Task description:
Look through the lines below and extract each one that contains "favicon".

**** Data for review

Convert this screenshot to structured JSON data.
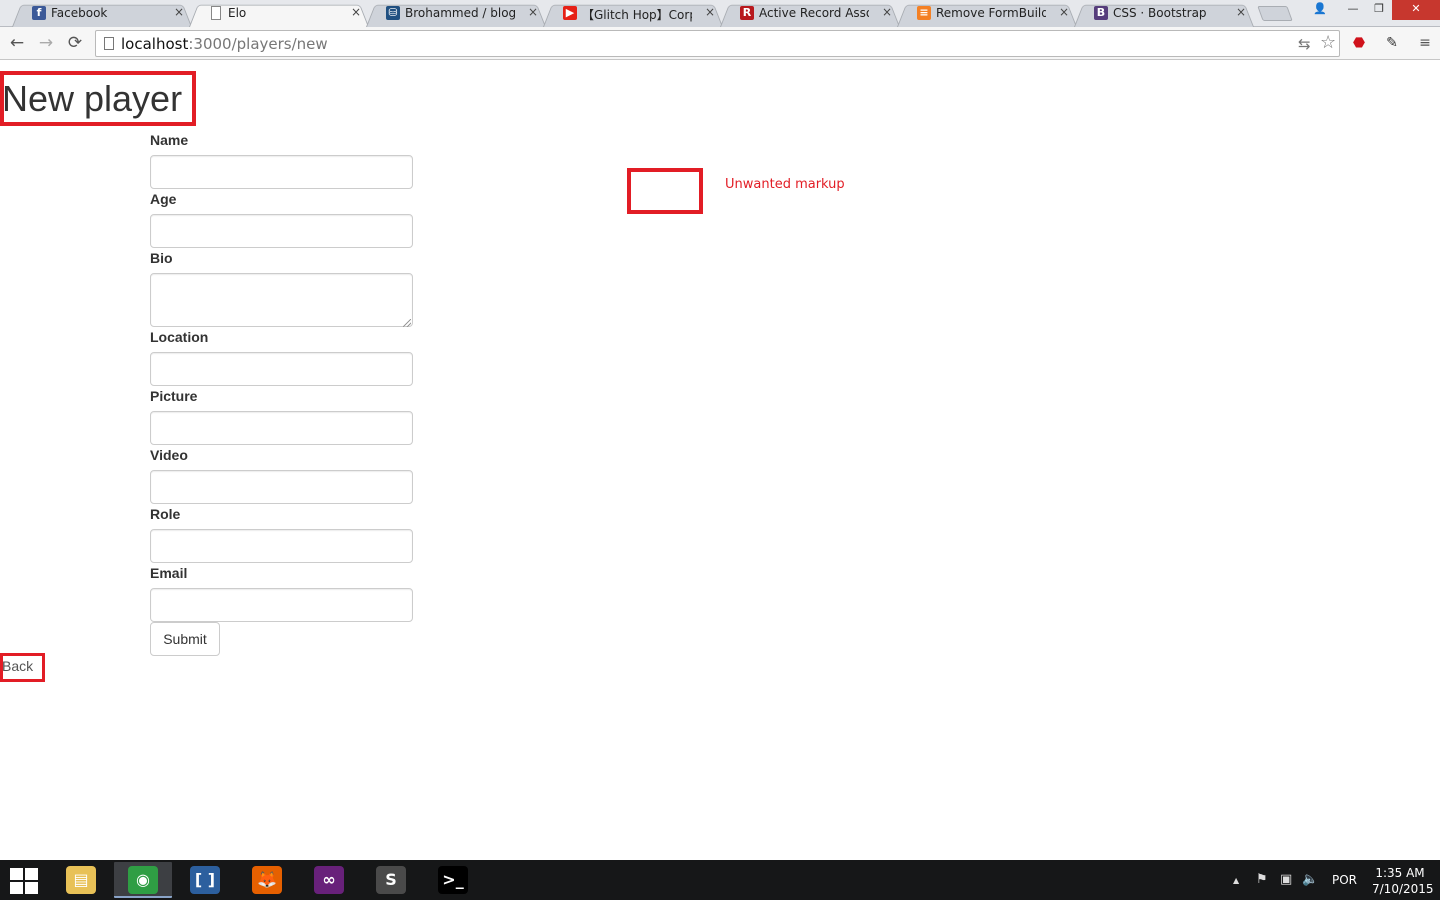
{
  "browser": {
    "tabs": [
      {
        "title": "Facebook",
        "favicon": "facebook-icon",
        "color": "#3b5998",
        "glyph": "f"
      },
      {
        "title": "Elo",
        "favicon": "page-icon",
        "color": "#ffffff",
        "glyph": ""
      },
      {
        "title": "Brohammed / blog — B",
        "favicon": "bitbucket-icon",
        "color": "#205081",
        "glyph": "⛁"
      },
      {
        "title": "【Glitch Hop】Corporat",
        "favicon": "youtube-icon",
        "color": "#e62117",
        "glyph": "▶"
      },
      {
        "title": "Active Record Associati",
        "favicon": "rails-icon",
        "color": "#b8191e",
        "glyph": "R"
      },
      {
        "title": "Remove FormBuilder ht",
        "favicon": "stackoverflow-icon",
        "color": "#f48024",
        "glyph": "≡"
      },
      {
        "title": "CSS · Bootstrap",
        "favicon": "bootstrap-icon",
        "color": "#563d7c",
        "glyph": "B"
      }
    ],
    "close_glyph": "×",
    "window_controls": {
      "user": "👤",
      "minimize": "—",
      "maximize": "❐",
      "close": "✕"
    },
    "nav": {
      "back": "←",
      "forward": "→",
      "reload": "⟳"
    },
    "url_host": "localhost",
    "url_path": ":3000/players/new",
    "omnibox_icons": {
      "translate": "⇆",
      "bookmark": "☆"
    },
    "extensions": [
      {
        "name": "adblock-icon",
        "glyph": "⬣",
        "color": "#d0121b"
      },
      {
        "name": "evernote-icon",
        "glyph": "✎",
        "color": "#333333"
      },
      {
        "name": "chrome-menu-icon",
        "glyph": "≡",
        "color": "#555555"
      }
    ]
  },
  "page": {
    "title": "New player",
    "fields": [
      {
        "label": "Name",
        "value": ""
      },
      {
        "label": "Age",
        "value": ""
      },
      {
        "label": "Bio",
        "value": ""
      },
      {
        "label": "Location",
        "value": ""
      },
      {
        "label": "Picture",
        "value": ""
      },
      {
        "label": "Video",
        "value": ""
      },
      {
        "label": "Role",
        "value": ""
      },
      {
        "label": "Email",
        "value": ""
      }
    ],
    "submit_label": "Submit",
    "back_label": "Back",
    "annotation_label": "Unwanted markup",
    "annotation_color": "#e21d25"
  },
  "taskbar": {
    "apps": [
      {
        "name": "file-explorer-icon",
        "glyph": "▤",
        "color": "#e8c157",
        "active": false
      },
      {
        "name": "chrome-icon",
        "glyph": "◉",
        "color": "#2f9e44",
        "active": true
      },
      {
        "name": "brackets-icon",
        "glyph": "[ ]",
        "color": "#2c5f9e",
        "active": false
      },
      {
        "name": "firefox-icon",
        "glyph": "🦊",
        "color": "#e66000",
        "active": false
      },
      {
        "name": "visual-studio-icon",
        "glyph": "∞",
        "color": "#68217a",
        "active": false
      },
      {
        "name": "sublime-text-icon",
        "glyph": "S",
        "color": "#4a4a4a",
        "active": false
      },
      {
        "name": "command-prompt-icon",
        "glyph": ">_",
        "color": "#000000",
        "active": false
      }
    ],
    "tray_icons": {
      "up_arrow": "▲",
      "flag": "⚑",
      "network": "▣",
      "volume": "🔈"
    },
    "language": "POR",
    "time": "1:35 AM",
    "date": "7/10/2015"
  }
}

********

Response box:
        "favicon": "facebook-icon",
        "favicon": "page-icon",
        "favicon": "bitbucket-icon",
        "favicon": "youtube-icon",
        "favicon": "rails-icon",
        "favicon": "stackoverflow-icon",
        "favicon": "bootstrap-icon",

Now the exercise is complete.